For startups specifically, we also currently bundle tech E&O and cyber insurance as many founders were under covered by stand alone E&O or cyber policies when it came to these emerging threats.
Finally, we’re curious what the company’s marketing spend has looked like over time — are you finding similarly efficient S&M avenues as you did when Embroker was smaller?
While we’ve been growing our marketing spend materially each year, it has actually been decreasing as a percentage of revenue consistently as we get to larger market share within the verticals we target, as that drives significant organic growth for us. For example, we currently insure a large enough percentage of all active U.S. venture-backed companies that so many companies just know to come to us for insurance when they raise funding.

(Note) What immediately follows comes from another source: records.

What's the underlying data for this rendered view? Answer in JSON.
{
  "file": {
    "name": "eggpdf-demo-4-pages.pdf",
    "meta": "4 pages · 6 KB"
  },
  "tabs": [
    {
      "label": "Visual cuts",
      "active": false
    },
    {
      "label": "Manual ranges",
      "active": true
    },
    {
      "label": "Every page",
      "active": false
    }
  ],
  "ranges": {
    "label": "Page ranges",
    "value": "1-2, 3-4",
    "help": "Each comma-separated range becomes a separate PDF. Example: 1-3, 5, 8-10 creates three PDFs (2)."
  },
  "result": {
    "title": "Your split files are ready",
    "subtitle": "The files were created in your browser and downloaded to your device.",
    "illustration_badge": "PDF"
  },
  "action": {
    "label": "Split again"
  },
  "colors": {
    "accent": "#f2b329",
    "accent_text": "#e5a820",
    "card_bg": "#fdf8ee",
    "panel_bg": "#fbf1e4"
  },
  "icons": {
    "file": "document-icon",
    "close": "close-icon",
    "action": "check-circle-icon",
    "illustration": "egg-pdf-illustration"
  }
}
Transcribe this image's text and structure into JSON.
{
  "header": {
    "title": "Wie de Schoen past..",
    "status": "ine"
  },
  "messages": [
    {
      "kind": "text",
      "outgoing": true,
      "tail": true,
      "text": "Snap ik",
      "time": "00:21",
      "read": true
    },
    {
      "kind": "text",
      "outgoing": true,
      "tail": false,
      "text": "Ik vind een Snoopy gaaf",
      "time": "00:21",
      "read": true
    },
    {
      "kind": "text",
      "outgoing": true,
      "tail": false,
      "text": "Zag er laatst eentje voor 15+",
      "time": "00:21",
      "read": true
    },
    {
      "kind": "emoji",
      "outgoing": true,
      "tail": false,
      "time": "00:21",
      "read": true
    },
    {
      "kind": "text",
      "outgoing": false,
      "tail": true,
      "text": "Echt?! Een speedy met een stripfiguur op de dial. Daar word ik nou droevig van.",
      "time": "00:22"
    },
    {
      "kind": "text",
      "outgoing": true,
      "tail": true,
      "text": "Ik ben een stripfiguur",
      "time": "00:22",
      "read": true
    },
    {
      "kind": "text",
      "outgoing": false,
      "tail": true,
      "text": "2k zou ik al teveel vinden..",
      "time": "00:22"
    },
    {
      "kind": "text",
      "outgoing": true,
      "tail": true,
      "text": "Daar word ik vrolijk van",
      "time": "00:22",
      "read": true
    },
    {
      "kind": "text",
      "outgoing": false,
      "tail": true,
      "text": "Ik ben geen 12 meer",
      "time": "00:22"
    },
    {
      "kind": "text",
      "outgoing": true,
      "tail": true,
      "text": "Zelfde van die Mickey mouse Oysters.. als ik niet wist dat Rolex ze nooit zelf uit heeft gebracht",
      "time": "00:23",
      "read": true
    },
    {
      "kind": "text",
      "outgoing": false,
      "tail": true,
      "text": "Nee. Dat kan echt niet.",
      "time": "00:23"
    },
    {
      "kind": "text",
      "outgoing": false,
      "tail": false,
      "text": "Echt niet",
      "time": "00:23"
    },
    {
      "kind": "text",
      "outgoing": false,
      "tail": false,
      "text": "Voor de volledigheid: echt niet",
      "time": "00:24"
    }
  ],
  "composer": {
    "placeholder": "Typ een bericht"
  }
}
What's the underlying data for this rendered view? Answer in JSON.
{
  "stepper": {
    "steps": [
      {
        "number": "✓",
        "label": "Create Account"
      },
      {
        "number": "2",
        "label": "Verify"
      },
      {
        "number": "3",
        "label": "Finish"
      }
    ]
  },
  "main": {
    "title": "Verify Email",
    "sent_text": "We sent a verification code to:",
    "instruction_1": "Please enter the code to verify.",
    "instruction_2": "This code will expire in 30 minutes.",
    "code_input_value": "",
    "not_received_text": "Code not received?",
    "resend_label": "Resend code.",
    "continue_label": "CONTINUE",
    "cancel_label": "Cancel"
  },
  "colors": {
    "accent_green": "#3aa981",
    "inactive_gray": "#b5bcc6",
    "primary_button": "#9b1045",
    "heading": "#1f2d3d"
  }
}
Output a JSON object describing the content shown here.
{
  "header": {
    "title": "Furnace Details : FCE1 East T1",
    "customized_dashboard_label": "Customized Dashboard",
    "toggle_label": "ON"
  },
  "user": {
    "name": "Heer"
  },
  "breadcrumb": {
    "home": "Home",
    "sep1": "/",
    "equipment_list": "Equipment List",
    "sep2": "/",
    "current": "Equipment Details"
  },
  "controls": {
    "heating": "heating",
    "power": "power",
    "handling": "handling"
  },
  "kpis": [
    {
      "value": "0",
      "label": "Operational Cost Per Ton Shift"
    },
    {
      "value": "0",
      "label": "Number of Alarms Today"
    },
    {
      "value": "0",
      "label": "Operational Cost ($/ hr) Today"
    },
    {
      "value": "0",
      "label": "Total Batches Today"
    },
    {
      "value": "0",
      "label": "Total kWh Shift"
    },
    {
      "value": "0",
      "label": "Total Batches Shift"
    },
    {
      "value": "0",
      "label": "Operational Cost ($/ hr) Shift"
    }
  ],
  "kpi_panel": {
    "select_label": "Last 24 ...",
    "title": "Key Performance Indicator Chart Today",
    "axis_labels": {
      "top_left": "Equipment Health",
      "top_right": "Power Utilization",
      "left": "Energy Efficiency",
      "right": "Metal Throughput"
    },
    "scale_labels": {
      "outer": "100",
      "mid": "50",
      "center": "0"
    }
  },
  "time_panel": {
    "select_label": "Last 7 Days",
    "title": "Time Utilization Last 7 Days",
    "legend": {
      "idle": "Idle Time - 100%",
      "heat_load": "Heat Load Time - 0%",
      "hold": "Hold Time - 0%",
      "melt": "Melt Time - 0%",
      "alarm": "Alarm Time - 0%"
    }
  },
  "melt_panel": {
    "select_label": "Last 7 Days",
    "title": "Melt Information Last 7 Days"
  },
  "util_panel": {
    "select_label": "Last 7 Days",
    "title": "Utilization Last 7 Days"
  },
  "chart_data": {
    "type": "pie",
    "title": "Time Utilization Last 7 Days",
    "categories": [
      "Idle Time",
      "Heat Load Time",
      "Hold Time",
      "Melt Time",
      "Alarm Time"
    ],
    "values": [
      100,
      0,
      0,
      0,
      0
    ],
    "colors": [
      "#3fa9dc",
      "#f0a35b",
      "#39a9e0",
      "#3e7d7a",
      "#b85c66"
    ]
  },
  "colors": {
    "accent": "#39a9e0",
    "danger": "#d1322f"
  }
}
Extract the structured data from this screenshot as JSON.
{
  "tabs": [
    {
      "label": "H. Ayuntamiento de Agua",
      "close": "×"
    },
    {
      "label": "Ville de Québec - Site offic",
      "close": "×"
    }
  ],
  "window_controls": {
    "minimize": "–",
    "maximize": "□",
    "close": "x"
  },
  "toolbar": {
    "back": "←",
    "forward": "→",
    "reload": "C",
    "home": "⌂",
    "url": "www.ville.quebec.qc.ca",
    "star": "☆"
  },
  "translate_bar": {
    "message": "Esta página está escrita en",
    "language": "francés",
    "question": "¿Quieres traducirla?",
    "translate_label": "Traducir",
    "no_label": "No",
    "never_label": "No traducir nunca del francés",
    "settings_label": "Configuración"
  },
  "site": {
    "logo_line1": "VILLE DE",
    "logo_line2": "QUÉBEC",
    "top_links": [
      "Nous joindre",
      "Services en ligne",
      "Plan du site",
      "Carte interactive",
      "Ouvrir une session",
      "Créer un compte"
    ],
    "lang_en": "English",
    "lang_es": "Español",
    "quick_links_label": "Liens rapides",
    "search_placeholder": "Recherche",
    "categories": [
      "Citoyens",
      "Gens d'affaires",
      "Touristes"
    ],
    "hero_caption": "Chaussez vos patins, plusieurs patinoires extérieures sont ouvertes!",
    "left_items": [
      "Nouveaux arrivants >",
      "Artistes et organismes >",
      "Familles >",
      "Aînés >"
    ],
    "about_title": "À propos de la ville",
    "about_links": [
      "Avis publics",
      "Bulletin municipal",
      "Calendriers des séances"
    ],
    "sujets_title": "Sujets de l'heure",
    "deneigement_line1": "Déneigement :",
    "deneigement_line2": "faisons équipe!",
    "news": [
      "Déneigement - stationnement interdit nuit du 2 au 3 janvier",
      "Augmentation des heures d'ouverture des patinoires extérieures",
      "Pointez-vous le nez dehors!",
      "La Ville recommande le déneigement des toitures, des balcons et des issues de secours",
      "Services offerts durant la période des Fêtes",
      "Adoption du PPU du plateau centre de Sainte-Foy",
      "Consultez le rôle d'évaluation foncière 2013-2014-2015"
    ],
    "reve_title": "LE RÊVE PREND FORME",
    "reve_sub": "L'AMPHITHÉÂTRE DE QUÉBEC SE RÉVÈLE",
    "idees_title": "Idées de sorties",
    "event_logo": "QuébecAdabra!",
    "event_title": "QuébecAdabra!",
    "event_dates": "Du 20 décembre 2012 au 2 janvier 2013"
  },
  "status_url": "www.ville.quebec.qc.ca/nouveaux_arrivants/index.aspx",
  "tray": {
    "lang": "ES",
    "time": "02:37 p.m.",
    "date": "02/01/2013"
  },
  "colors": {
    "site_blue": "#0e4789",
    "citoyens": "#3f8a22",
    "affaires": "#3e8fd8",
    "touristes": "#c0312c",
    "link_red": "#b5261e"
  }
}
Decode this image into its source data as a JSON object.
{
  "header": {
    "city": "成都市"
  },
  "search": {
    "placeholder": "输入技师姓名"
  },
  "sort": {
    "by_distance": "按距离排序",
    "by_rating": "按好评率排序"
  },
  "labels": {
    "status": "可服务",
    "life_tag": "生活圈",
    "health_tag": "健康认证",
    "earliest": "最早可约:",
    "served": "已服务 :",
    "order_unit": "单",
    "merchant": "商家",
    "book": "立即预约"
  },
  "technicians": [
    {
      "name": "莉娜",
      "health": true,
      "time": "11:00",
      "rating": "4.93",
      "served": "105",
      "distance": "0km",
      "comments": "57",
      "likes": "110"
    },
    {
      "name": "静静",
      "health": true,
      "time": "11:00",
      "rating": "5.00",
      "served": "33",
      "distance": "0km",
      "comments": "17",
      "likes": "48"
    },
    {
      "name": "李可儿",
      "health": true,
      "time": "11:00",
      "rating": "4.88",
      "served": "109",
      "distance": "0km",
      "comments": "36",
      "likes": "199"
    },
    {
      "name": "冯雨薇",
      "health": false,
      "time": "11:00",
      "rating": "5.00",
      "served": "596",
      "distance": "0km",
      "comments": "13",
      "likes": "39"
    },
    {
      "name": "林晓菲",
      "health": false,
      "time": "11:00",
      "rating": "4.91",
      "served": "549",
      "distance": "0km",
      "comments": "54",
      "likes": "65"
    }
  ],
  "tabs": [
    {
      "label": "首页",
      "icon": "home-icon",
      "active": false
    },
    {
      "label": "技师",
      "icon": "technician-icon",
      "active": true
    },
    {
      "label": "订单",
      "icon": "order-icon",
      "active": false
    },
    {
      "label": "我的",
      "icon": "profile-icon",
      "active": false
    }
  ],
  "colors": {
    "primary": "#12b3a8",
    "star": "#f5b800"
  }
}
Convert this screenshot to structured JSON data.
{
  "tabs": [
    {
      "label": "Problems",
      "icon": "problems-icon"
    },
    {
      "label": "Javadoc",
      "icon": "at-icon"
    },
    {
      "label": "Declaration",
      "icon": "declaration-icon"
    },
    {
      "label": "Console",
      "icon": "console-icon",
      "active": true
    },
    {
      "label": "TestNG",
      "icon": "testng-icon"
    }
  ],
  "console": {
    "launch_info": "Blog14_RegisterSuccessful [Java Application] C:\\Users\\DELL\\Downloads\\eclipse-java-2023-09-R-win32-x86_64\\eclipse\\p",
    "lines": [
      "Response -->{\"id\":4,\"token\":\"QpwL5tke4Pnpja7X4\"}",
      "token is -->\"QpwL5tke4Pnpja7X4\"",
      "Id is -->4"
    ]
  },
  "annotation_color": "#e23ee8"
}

Sure, that’s a lot of words. But inside of the bloc are key nuggets. That Embroker considers its economics better than what we can see in most public comps is notable; the fact implies that there is a wider economic spread amongst insurtech companies than we have been led to believe by the few IPOs we’ve seen.
And that Embroker has operating leverage, at least regarding its S&M spend. That could indicate that the insurtech marketplace is not so crowded as to make intelligent business operations impossible. Surely that terrible turn of events can be solved with a few hundred million more from Tiger and its rivals.
Chat with you in around ten days. — Alex